The article on county redistricting reflects some confusion as to the proposals now sent to the caucuses of the legislature for discussion.
The reapportionment commission has two chairmen and six community members. The chairmen are Larry Barmore (R) and Tom DeJoe (D), members of the legislature, as reported. One community member was nominated by the county Chamber of Commerce, one by the League of Women Voters of Chautauqua County, and the other four were nominated by leaders of the Republican and Democratic caucuses, with mutual approval.
At the first meeting of the commission, Barmore presented his proposed map of 19 county legislative districts. DeJoe also presented a map, which differed from Barmore's. Both maps showed sitting legislators competing with one another in new districts - inevitable when moving from 25 to 19 districts in the same territory. The commission's community members saw problems with both maps, and the whole commission proceeded over six meetings to work out a map of its own. Then, at our July 10 meeting, Barmore expressed strong objections to the commission's map and proposed his own instead. This was his original map with some small adjustments. The commission proposed that its map and Barmore's be given to the two caucuses for comment. DeJoe's former map is no longer in play.

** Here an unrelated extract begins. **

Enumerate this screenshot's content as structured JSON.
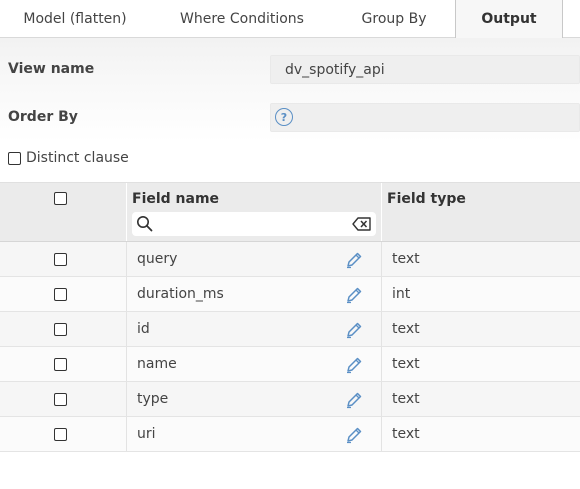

The city of Jamestown has too many inhabitants to form four districts under the new requirements, and too few to form five. Consequently, both maps now under consideration deal with a "Jamestown remainder." The only question is how large that remainder might be and with what other areas it should be combined. The statement that Barmore's map has four districts in Jamestown and the other map five is seriously misleading. The "Jamestown remainder" is in either case too small to dominate a fifth district.
Both maps currently under consideration have problems. The commission's map was drawn up in ignorance of the location of existing legislators' homes. That was as it should be - the commission was to aim for districts with equal numbers of residents, compactness of shape, and community of interests (e.g., rural vs urban, minority ethnicity vs majority). It was not supposed to be dominated by party interests - that was the whole point of having a community-weighted commission.
However, since the eventual map must be approved by a legislature often split along party lines, the commission had to look at existing legislators as it reviewed its latest map. That map turned out to "spread the pain" equally between the parties in terms of legislators competing against one another in the new districts. But it also creates two districts in which no current legislator resides. Barmore's map is equally fair in setting up contests between legislators and has only one district in which no current legislator lives. But it has other problems relating to compactness and community of interest.
In the July 10 meeting of the commission, Barmore remarked that his caucus had already approved his map. The commission is now waiting to hear from DeJoe's caucus, and fully expects to continue working on its map in the light of recommendations from the two caucuses.
Minda Rae Amiran lives in Fredonia.